The trouble with Wall Street is that nothing satisfies those people.

Apple Computer makes four times as much money as last year, then blows away the competition with the hot new video iPod--and Apple stock tanks.

Alan Greenspan says the U.S. economy weathered record oil prices "reasonably well"--and the Fed gets blamed for talking down the stock market.

And no matter what the trade deficit and consumer price index reports show over the next couple of days, Wall Street won't be satisfied.

Today it was the same story in the stock market that's been playing since the first of the month: Described by market analysts as "disappointed," traders sold all kinds of stocks.

The Nasdaq Stock Market composite index continued to suffer the most, sliding almost 24 points to 2,037.47. The Standard & Poor's 500 stock index fell 7 points to 1,177.68 and the Dow Jones industrial average dropped 36 points to 10,216.91.

Since the third quarter began on Oct. 1, the market has been down six out of eight days, with the Dow down more than 350 points, the Nasdaq composite off 115 points and the S&P 500 behind by 40 points.

Wall Street is looking so desperately for reasons to buy stocks that the search has become an exercise in self-defeating frustration. No good news--or even no news at all--is automatically considered bad news. Lack of motivation to buy becomes lack of inhibition about selling.
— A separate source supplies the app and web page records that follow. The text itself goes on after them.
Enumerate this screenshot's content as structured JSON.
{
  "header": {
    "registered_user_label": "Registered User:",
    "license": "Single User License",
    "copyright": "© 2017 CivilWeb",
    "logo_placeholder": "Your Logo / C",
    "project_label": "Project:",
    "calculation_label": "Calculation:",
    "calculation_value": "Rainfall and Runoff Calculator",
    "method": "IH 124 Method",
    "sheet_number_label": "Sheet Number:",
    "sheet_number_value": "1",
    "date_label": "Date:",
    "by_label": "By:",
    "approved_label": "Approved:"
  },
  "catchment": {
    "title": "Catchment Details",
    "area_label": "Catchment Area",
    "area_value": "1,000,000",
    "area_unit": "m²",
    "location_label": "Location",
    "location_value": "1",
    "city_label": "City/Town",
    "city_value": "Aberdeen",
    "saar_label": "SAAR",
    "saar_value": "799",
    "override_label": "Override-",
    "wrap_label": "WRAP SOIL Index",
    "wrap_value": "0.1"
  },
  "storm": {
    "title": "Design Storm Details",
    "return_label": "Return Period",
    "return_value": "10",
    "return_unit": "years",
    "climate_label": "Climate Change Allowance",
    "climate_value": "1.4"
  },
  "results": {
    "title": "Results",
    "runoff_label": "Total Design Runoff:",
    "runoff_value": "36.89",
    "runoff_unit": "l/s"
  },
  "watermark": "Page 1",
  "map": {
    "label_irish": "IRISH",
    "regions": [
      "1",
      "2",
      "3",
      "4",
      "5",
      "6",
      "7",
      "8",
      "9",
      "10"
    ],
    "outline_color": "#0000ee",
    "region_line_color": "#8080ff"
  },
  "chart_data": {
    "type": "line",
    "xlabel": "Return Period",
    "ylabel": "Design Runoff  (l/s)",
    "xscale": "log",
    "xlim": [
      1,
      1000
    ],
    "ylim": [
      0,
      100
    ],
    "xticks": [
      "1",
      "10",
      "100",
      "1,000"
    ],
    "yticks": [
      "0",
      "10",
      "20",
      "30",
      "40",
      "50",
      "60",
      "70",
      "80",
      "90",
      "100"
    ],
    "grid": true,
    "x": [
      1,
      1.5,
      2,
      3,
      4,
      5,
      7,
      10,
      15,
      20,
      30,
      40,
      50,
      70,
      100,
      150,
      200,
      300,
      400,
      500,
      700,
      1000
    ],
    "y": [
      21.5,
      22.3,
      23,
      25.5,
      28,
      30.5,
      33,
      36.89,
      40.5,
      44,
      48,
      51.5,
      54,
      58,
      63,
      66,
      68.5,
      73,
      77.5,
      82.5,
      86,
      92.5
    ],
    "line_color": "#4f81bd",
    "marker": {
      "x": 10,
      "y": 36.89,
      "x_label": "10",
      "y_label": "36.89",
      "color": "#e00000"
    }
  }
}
Apple's third quarter numbers, reported after the bell on Tuesday, were disappointing only to investors who had bid up Apple stock in advance of the report. Apple stock jumped from $34 a share to $54 a share between May and September in a wave of enthusiasm all to familiar to anyone who watched technology stocks.

Apple sold 6.5 million of its iPod music players last quarter--more than three times as many as a year ago. But Wall Street was looking for 8 million sales and wasn't satisfied with Apple's explanation that it couldn't make iPods fast enough to keep up with the demand.

Nor was Wall Street wowed when Apple's Steve Jobs unveiled the long-awaited video version of the iPod today and simultaneously sprung the surprise that Apple Podsters will soon be able to download several popular ABC TV shows.

Only someone with unreasonable expectations could regard what's happened to Apple over the last two days as good reason for the stock to fall 5 percent.

So, too, with Wall Street's reaction to Greenspan's comments about the resilience of the U.S. economy in the face of the hurricane-induced energy shock. Wall Street badly wants to hear that the Fed soon will stop raising interest rates--even though every economist worthy of a Ph.D. knows that rates are still low by historical standards. Fed watchers in Washington have been saying for weeks that Greenspan and company plan to stay the course, but Wall Street wants the rate increases to stop and reacts negatively to the non-news that they won't.

As stocks have drifted lower over the last week and a half, Wall Street pundits have predicted the market will turn higher once third quarter earnings reports begin to flow next week. But given the way Wall Street has been reacting lately, that is no sure bet.